By Jennifer O’Brien – special to FNWSC
As part of its goal to incorporate culture-based curriculum into the infrastructure of schools on First Nations, the collective has invited Elders to share their stories with members through a series of meetings this spring.
During the first two meetings, held over Zoom video-conference last week, Elders from three First Nations — Six Nations of the Grand River, Wiikwemkong and Haisla Nation — shared memories and cultural teachings that illustrated how they learned traditional ways of their communities.
“In summer, we picked every fruit and vegetable there was,” said Audrey Powless of Six Nations, who also spoke about the importance of The Great Law. “Our whole life we spent watching, listening and learning. . . . How to grow corn, how to grow a garden, identification of medicines. Those values became who we are.”
Joe Starr of Haisla Nation demonstrated how it is possible to build a 21st century education program in a way that the community is agreeable to, by sharing stories of how he teaches students about the cycles of the moon and the way they are connected to that patterns of herring and oolichan fish.
And Brian Peltier of Wiikwemkong First Nation shared many examples about how culture is being passed on to students through the school’s land-based learning program in the ways that parents and grandparents have traditionally passed on knowledge.
The powerful stories reinforce the importance of language and tradition in Anishinaabe, Haudenosaunee and Haisla communities, and provide evidence that culture and land-based learning is vital to the education of youth on First Nations.
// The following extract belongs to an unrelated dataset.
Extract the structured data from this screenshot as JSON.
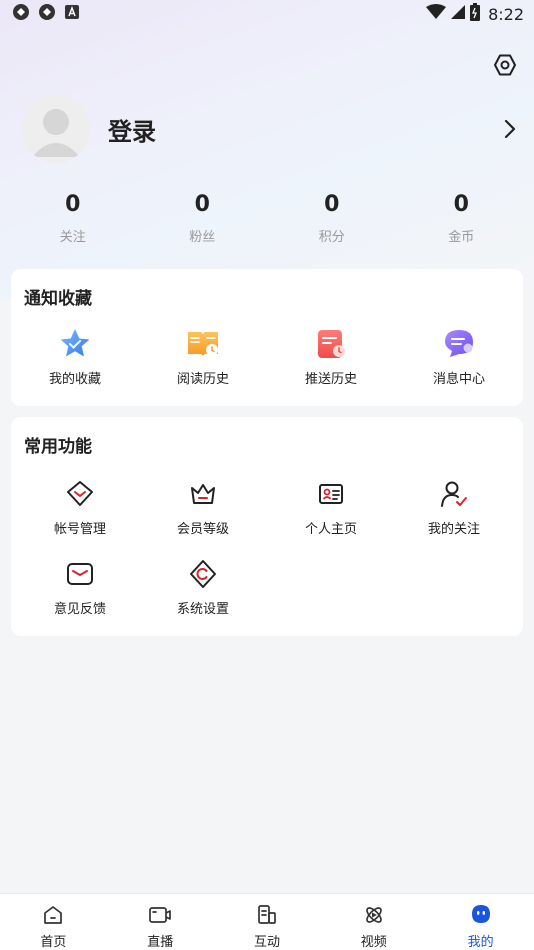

The stories FNWSC collects through these sessions will inform Indigenous curriculum writers who are exploring Indigenous curriculum processes and key elements of learning within particular Indigenous worldview contexts.
“It was clear from these conversations, that curriculum from an Indigenous lens is a communal undertaking that takes its lead from nature, the geography and the people’s movement within the ecosystem — all of which is coded in the language,” said Leslee White-Eye, structural readiness co-ordinator for FNWSC.
“The Elder Voices forums will offer valuable insight into the many levels of learning involved in learning a traditional skill based in community culture. I can’t wait to hear more from Elders in the next two sessions we have planned.”
Acknowledging Zoom is not a traditional way to gather, meeting facilitators include cultural measures, such as opening smudge, well-being check-in activity and closing circle.
Registration is still open for the next two Elder Voices in Culture Based Curriculum sessions: Tuesday March 30 and Tuesday April 6.
If you an Elder who would like to join these sessions and share stories that could help inform First Nations school curriculum writers, please register here:
Tuesday, March 30 6–8 p.m.
Get the link here:
Tuesday, April 6 6-8 p.m.
Get the link here:
*If you know an Elder who might like to participate, please pass on the information.